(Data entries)
'''
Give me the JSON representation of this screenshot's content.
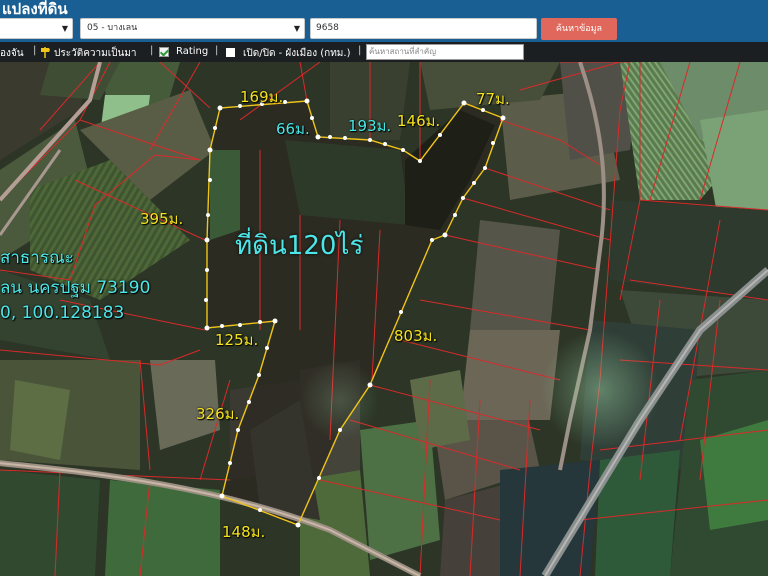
{
  "header": {
    "title": "แปลงที่ดิน",
    "province_value": "",
    "district_value": "05 - บางเลน",
    "parcel_value": "9658",
    "search_button": "ค้นหาข้อมูล"
  },
  "toolbar": {
    "item1": "องจัน",
    "item2": "ประวัติความเป็นมา",
    "item3": "Rating",
    "item4": "เปิด/ปิด - ผังเมือง (กทม.)",
    "landmark_placeholder": "ค้นหาสถานที่สำคัญ",
    "sep": "|"
  },
  "map": {
    "area": "ที่ดิน120ไร่",
    "address_line1": "สาธารณะ",
    "address_line2": "ลน นครปฐม 73190",
    "address_line3": "0, 100.128183",
    "dims": {
      "d169": "169ม.",
      "d66": "66ม.",
      "d193": "193ม.",
      "d146": "146ม.",
      "d77": "77ม.",
      "d395": "395ม.",
      "d125": "125ม.",
      "d803": "803ม.",
      "d326": "326ม.",
      "d148": "148ม."
    }
  }
}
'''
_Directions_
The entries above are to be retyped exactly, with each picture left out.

_Your response_
Give me the JSON representation of this screenshot's content.
{
  "header": {
    "title": "แปลงที่ดิน",
    "province_value": "",
    "district_value": "05 - บางเลน",
    "parcel_value": "9658",
    "search_button": "ค้นหาข้อมูล"
  },
  "toolbar": {
    "item1": "องจัน",
    "item2": "ประวัติความเป็นมา",
    "item3": "Rating",
    "item4": "เปิด/ปิด - ผังเมือง (กทม.)",
    "landmark_placeholder": "ค้นหาสถานที่สำคัญ",
    "sep": "|"
  },
  "map": {
    "area": "ที่ดิน120ไร่",
    "address_line1": "สาธารณะ",
    "address_line2": "ลน นครปฐม 73190",
    "address_line3": "0, 100.128183",
    "dims": {
      "d169": "169ม.",
      "d66": "66ม.",
      "d193": "193ม.",
      "d146": "146ม.",
      "d77": "77ม.",
      "d395": "395ม.",
      "d125": "125ม.",
      "d803": "803ม.",
      "d326": "326ม.",
      "d148": "148ม."
    }
  }
}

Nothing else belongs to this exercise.